Conservation Science

A summer in the much-loved Battenkill River watershed

A biologist measures stream depth on a tributary of the Battenkill River.
outstanding deep energy dissipation pool with rooted underbank, dense Caryx sedge both sides

By Jacob A. Fetterman 

When I decided to change my major toward the end of my freshman year at Lock Haven University, I had no idea about the journey to follow. I was looking for a career that would allow me to positively impact the natural world I grew up admiring.  

Five-and-a-half years later, it is safe to say that I am well on my way to fulfilling this career aspiration.

Through my time at Lock Haven, I grew an appreciation for the possibilities there are to conserve fisheries and study the interactions between a stream, its inhabitants, and the surrounding terrestrial ecosystem.  

I was fortunate to enough to intern at the local conservation district and Trout Unlimited between my sophomore and junior years, respectively.  

Assessing streams for wild trout populations, monitoring water quality and temperatures, and measuring the effectiveness of stream restoration/reconnection projects convinced me that the work of Trout Unlimited was exactly what I was searching for as an unsure freshman just two years earlier.  

As the job world goes, following graduation, I took an opportunity to work as a fisheries biologist for the Bureau of Land Management in Idaho, and shortly thereafter, a graduate position in fisheries management at Louisiana State University.  

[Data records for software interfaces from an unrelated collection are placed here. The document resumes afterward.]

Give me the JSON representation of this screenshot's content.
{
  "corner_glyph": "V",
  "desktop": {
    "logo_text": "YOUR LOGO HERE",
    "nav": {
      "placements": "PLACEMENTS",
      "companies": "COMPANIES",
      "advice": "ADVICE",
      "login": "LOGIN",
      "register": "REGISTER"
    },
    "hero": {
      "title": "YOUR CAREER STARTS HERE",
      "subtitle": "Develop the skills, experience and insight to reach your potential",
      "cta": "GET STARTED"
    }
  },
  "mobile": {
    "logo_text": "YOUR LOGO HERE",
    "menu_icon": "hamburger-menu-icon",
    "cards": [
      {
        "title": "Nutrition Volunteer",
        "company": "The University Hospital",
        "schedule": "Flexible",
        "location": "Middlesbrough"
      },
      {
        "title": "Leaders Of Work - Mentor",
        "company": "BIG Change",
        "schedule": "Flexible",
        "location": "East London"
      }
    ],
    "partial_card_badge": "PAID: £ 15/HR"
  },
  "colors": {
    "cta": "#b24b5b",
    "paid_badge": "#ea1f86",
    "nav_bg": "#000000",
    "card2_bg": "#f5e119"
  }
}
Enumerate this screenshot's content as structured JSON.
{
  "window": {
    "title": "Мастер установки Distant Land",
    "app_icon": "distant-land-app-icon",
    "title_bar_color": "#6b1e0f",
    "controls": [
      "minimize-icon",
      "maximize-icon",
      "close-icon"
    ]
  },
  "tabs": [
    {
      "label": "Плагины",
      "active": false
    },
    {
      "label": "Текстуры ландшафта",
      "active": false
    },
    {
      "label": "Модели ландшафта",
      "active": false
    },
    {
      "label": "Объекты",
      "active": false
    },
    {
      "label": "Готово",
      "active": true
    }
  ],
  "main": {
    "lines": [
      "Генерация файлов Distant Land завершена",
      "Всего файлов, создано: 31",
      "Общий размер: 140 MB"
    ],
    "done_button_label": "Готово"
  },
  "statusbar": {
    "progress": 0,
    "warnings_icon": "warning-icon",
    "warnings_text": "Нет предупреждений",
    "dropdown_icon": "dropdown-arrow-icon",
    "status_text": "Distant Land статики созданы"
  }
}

An angler poses with a small brown trout on the Battenkill River.
Jacob Fetterman’s passion for trout fishing translates to his desire to work in conservation.

My desire to contribute to the great work of Trout Unlimited persisted, and I was fortunate enough to be offered a position to work as the Battenkill River Watershed Technician this summer. 

A properly functioning trout stream is defined by more than simply cold, clean water. Geology, soils, land use, riparian vegetation, in-stream habitat, non-embedded stream beds, and longitudinal connectivity are several other critical components. 

They contribute to the sustenance of a properly functioning watershed by supporting natural stream function which, in turn, provides the diversity of habitats to support aquatic organisms — specifically trout! — at each life history stage, from embryo to mature adult.  

Thus, the objective of my work has been to gather baseline data on these variables throughout the watershed. Once compiled and analyzed, these data can be utilized to prioritize and facilitate future restoration work. 

Collecting such a wealth of data for an entire watershed may sound like a tall task. Well, that’s because it is.  

Thankfully, our team of Tracy Brown, John Braico and me selected a rapid assessment methodology to obtain a glimpse of the whole watershed before focusing on the main stem of the Battenkill River and one tributary (Camden Creek) with more in-depth analyses.  

The broad-scale assessments involved reviewing publicly available data to indicate which of the previously mentioned components of proper stream function are limiting the potential of each smaller sub-watershed to contribute to a healthy and connected Battenkill watershed. Following field verifications, we now have a snapshot into areas where restoration work could be pursued with greatest cost-effectiveness.  

Our assessment of the Battenkill River itself was extremely informative. The best laid plan — to float the river from Arlington, Vt., to Greenwich, N.Y. — was halted on the first day when our Radisson canoe stuck like glue to every rock in a riffle.

That didn’t stop us, though. We walked the first eight of 20 reaches before successfully resuming a float study in a two-person inflatable kayak.  

A biologist paddles an inflatable kayak on the Battenkill River.
Jacob Fetterman paddles near an eroding bank that was documented during an assessment outing on the Battenkill River.

During these walks and floats we recorded river dimensions — width, depth, riffle length, and pool to pool spacing to name a few. These measurements can be compared to the expected ratios and dimensions if the river were in a pristine state.  

Other critical data collected were large woody debris indexes and percentage of canopy cover.  

Large wood provides critical refugia for trout from high flow velocities and predators, and provides great habitat for a trout’s favorite snack, aquatic insects.  

It became apparently clear as we floated that areas where the river was farthest from its optimal dimensions (typically over-wide) were drastically lacking in adequate habitat and canopy cover to sustain a healthy wild trout population.  

For Camden Creek, we walked much of its length in New York, provided landowner permission was granted, recording the same data as on the main river. 

Areas of instability on the main stem and Camden Creek were most apparent through eroding stream banks and large areas of deposition. Future projects can focus on such areas to re-establish the systems connectivity to a floodplain, and in doing so, stabilize eroding banks, create habitat diversity, and reduce downstream sedimentation that is particularly harmful to trout spawning success.  

We are hopeful that this information, combined with the immense local support for the recreational opportunities the watershed has to offer, will engender several years of such projects to ensure the watershed’s health and fishing opportunities are benefited in perpetuity. 

I truly could not be happier with my experiences here. The Battenkill watershed is a beautiful system with many people who appreciate the numerous opportunities it has to offer. As someone who has lived in various places for short amounts of time, this is the first place where I have felt as though a community of people, regardless of background, is coming together to support the watershed that contributes so significantly to the gorgeous area they call home.